All that's just from a dev perspective. The expo itself was fantastic, the talks were amazing, some of the best in the industry giving their advice and wisdom upon those of us who are still trying to break even. Talks about the psychology of games and how it is going to change the coming generations and even announcements from Gearbox asking if anyone had a copy of Maya 3 so they could access the source files of the Homeworld IP they recently picked up.

PAX Aus was closed, as PAX always are, with a rare thing. This time around it was a giant game of Jenga, in front of the entire crowd of PAX, commentated by Mike and Jerry of Penny Arcade fame. The lucky Omeganaut who won got an all expenses paid trip to PAX Prime.

Going to PAX was well worth the travel costs, from both a personal and business perspective.
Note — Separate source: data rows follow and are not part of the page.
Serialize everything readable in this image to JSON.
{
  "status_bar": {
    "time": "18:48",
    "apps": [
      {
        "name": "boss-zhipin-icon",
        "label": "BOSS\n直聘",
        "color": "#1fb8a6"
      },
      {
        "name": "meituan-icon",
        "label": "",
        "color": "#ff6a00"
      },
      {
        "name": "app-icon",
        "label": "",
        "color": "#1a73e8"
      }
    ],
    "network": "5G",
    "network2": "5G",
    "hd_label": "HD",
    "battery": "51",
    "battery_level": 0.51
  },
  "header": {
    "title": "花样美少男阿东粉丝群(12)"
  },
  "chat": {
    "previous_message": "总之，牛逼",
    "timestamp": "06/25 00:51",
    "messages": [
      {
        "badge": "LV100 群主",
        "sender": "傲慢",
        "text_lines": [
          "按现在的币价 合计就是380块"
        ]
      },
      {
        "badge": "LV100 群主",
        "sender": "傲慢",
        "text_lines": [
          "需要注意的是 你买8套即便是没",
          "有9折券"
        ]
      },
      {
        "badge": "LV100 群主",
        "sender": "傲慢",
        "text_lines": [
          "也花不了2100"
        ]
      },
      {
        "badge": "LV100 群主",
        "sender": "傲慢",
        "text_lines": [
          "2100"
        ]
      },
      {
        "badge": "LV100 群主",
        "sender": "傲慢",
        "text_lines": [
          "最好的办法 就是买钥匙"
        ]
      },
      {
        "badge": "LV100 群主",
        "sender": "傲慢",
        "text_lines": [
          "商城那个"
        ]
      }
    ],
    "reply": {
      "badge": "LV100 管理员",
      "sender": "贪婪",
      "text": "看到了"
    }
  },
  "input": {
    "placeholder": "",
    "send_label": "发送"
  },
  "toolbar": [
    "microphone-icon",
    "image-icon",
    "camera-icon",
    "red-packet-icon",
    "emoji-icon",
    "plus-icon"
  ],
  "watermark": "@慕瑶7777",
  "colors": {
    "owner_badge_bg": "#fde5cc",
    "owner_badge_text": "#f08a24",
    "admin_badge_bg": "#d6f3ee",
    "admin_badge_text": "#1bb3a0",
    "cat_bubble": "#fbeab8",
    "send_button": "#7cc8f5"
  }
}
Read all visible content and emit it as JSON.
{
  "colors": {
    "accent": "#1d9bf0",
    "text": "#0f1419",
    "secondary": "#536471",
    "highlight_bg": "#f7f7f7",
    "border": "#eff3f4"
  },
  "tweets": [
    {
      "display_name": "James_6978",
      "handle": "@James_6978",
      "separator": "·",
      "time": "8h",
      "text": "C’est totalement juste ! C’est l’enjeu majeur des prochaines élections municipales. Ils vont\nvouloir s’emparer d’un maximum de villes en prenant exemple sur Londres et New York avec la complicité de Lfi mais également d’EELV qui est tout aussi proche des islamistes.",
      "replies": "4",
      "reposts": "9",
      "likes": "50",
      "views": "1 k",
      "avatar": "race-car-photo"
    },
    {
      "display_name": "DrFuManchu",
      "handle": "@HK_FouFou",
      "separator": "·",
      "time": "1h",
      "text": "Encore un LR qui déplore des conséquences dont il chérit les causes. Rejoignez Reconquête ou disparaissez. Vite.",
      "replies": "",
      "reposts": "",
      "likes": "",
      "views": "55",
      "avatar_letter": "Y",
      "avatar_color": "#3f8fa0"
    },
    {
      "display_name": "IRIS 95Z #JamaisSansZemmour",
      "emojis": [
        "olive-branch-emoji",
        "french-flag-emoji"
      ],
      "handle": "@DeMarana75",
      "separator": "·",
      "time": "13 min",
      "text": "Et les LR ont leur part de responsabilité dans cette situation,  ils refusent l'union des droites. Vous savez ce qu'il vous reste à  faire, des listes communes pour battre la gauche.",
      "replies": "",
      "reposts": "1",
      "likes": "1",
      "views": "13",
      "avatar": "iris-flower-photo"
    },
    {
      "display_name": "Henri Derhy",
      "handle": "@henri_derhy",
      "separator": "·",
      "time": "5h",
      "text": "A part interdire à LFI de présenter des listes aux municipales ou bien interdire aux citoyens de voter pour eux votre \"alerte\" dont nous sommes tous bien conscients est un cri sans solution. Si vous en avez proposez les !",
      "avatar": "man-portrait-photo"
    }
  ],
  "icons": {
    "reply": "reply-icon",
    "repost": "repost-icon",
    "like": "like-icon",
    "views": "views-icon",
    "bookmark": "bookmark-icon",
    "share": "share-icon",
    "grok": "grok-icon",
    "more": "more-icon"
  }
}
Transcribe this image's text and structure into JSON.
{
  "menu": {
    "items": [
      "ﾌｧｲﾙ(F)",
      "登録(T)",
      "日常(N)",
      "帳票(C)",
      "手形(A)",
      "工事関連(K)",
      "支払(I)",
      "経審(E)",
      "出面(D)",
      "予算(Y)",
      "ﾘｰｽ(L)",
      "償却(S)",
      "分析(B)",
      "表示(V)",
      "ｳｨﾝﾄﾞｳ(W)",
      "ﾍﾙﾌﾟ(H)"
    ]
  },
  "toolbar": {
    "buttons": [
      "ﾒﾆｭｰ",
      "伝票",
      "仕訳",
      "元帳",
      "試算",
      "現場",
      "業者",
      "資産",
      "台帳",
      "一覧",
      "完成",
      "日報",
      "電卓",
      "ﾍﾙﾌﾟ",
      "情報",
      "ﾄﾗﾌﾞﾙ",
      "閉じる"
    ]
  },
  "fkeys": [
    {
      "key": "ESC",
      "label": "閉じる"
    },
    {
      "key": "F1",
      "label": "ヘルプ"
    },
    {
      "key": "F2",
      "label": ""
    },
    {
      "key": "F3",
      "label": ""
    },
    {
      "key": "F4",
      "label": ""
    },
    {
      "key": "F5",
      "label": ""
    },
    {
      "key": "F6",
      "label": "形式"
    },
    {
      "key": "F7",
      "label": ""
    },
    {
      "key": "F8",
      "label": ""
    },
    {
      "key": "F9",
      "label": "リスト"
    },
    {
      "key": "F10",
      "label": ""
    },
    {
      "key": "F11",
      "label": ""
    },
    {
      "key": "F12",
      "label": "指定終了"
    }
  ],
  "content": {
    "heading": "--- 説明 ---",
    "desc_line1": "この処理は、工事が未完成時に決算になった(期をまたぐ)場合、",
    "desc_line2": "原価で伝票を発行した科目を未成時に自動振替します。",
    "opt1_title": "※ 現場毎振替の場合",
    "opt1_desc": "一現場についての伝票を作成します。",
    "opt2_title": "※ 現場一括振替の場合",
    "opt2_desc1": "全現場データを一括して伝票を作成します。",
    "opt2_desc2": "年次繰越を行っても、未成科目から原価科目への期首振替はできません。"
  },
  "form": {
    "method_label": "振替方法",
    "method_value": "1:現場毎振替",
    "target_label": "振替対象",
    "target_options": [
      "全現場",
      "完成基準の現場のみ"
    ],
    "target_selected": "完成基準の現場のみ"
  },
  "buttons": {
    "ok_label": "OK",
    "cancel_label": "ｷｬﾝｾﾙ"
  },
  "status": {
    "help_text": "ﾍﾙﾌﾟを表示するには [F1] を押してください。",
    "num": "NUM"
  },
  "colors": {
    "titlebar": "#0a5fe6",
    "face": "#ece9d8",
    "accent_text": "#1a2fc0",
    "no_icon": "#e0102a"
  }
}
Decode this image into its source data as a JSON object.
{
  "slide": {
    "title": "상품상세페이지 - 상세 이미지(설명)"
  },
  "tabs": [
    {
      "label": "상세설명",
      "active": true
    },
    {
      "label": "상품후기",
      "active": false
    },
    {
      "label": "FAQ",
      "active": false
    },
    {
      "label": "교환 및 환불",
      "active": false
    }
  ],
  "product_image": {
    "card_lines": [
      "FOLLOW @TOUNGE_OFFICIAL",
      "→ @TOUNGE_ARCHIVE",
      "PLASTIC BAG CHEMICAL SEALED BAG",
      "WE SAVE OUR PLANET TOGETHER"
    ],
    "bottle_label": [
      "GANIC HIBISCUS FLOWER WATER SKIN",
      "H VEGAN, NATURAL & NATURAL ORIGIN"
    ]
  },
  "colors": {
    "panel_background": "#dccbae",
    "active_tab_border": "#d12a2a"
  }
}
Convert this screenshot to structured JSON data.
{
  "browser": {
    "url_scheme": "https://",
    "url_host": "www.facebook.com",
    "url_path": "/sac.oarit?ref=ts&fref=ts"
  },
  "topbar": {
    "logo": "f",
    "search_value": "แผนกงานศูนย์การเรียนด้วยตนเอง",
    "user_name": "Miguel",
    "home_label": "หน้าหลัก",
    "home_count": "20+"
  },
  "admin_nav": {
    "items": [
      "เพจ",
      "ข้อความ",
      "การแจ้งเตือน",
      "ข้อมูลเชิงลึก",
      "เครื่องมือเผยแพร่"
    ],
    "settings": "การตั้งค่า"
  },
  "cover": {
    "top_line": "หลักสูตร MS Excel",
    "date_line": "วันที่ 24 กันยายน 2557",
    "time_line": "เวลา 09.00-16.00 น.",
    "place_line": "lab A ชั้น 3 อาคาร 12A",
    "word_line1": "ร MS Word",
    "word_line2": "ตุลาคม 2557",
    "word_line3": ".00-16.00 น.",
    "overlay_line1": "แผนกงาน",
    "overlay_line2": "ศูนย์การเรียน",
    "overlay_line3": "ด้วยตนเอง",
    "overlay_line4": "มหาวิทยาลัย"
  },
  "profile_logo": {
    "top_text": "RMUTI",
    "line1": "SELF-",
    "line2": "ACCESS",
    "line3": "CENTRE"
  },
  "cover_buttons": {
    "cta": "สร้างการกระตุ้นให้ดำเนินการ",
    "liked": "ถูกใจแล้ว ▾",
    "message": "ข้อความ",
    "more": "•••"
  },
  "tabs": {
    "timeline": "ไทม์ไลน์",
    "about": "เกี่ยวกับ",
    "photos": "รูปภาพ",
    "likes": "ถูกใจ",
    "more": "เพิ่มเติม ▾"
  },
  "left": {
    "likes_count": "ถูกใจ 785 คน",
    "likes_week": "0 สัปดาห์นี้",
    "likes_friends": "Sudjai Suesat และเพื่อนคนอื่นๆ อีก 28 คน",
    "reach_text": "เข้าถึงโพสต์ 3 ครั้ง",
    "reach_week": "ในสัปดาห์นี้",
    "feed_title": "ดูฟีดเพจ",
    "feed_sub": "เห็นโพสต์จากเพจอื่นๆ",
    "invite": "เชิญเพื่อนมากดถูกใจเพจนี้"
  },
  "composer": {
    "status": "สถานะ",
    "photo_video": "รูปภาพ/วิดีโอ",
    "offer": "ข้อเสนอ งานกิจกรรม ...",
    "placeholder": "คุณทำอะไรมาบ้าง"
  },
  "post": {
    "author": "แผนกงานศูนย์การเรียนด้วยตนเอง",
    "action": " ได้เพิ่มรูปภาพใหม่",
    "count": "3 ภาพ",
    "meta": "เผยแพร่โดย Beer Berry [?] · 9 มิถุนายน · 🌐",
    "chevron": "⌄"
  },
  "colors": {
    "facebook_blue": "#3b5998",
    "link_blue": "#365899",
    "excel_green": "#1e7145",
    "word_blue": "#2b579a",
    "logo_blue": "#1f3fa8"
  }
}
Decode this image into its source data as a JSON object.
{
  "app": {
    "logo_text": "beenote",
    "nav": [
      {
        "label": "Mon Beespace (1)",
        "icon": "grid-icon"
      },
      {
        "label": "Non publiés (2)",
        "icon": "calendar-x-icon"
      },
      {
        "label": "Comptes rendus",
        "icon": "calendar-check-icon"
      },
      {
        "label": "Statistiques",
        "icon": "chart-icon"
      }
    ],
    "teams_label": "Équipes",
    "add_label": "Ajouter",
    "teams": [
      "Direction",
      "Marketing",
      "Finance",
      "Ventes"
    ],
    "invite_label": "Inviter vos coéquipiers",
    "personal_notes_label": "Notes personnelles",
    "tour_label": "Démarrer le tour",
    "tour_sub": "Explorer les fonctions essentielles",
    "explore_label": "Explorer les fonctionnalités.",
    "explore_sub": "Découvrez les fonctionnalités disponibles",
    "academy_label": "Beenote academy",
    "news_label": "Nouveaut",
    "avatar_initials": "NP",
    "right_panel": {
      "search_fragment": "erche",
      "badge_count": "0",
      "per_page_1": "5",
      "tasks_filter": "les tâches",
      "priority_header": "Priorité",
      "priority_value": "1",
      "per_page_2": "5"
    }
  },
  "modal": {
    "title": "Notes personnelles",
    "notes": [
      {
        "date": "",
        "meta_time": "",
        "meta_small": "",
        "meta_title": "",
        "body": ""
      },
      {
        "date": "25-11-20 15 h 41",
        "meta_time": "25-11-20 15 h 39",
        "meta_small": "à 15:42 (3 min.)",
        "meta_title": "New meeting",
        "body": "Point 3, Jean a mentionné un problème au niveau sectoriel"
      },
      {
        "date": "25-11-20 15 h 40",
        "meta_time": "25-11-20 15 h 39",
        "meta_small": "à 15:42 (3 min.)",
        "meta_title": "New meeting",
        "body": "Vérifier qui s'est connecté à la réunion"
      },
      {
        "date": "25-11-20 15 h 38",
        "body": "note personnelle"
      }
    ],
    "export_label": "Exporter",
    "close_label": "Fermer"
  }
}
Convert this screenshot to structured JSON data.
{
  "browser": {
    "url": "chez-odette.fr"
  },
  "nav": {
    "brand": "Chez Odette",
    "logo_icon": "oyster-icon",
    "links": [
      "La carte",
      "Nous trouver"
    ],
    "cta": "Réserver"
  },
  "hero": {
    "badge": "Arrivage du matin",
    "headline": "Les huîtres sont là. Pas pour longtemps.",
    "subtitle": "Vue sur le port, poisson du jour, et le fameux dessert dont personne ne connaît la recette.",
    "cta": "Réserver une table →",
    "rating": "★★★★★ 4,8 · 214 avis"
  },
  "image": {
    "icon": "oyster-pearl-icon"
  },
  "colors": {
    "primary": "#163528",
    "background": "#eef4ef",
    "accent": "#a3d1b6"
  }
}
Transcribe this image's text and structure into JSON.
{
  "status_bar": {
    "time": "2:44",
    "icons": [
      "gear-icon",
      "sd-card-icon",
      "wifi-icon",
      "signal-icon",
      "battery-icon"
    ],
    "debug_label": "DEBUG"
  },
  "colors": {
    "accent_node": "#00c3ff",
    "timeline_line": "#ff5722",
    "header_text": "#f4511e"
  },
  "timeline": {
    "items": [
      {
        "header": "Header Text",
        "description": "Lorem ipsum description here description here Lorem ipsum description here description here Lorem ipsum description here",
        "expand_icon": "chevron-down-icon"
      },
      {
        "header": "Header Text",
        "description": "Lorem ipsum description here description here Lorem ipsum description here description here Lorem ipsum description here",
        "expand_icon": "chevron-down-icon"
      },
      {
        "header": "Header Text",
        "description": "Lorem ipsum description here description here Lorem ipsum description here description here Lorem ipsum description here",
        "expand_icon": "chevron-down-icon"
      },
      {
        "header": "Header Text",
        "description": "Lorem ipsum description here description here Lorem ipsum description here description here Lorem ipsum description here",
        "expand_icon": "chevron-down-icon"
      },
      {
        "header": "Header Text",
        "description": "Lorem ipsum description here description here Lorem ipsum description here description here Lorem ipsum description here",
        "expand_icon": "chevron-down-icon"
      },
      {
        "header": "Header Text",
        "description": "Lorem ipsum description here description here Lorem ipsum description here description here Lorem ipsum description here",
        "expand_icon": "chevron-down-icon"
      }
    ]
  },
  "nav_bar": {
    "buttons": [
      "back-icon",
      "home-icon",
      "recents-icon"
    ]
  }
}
So with that, this parting advice for anyone getting into the indie industry: don't skimp on marketing, get posters, shirts, business cards and most importantly go to conventions!

Tim Out.

Dev Blog: Fixing Texture Banding in Unity


Hey Devaroos, Just a quick post from me today, but I had fun optimizing our current project, mainly looking at textures and materials. Whilst plumming the depths of the Unity project and fiddling with the import settings of our assets I discovered a surprising and quite frankly beautiful act of compression.

The default "automatic compression" in Unity doesn't like colour gradients. If one was to change the compression from automatic to DXT5 compression we not only have no more banding, which is awesome, but it also halves the size of the texture.

BandingFixOur programmer loved this, and the game looks better!

So if you are having trouble with a texture banding or having its colours blend horrifically, try changing the Texture Type setting to advanced, and the compression to DXT5. I encourage you to try out all the compression that Unity offers, as some can reduce the size immensely while maintaining or even improving perceived quality.

Thanks for your time, I hope this helps out.